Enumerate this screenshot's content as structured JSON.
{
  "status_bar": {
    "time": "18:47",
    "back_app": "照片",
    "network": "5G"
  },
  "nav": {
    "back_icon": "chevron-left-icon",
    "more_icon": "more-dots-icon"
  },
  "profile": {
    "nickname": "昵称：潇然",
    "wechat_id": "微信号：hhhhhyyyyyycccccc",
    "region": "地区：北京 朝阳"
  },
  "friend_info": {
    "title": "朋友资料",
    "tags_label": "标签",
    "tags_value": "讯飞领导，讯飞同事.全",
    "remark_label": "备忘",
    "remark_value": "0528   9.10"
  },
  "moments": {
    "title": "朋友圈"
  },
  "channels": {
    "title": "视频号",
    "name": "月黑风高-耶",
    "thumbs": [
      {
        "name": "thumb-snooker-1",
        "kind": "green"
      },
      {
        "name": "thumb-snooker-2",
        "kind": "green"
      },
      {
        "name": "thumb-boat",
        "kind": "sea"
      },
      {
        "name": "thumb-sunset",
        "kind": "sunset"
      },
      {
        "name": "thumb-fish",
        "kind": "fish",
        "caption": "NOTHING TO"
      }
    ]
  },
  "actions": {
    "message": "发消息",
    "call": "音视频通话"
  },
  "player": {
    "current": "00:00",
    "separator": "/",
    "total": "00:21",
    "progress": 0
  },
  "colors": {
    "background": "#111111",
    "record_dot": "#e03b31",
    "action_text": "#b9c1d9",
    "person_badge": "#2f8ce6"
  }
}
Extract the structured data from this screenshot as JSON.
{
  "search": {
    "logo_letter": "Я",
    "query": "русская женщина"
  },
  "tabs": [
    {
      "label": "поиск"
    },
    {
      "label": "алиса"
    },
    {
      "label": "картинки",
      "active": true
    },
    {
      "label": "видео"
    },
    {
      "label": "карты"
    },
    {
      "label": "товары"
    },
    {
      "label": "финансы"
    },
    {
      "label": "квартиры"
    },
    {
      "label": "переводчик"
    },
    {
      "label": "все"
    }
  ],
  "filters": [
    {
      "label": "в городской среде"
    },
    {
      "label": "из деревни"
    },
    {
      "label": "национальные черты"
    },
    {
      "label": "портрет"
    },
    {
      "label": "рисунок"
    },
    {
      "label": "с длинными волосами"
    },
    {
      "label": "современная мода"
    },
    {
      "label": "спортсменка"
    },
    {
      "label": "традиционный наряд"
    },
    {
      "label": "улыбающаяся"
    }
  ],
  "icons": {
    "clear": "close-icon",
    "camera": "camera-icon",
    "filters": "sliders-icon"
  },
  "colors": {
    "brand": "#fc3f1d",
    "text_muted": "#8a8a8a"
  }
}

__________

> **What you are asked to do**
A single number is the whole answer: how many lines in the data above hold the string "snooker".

> **Task solution**
2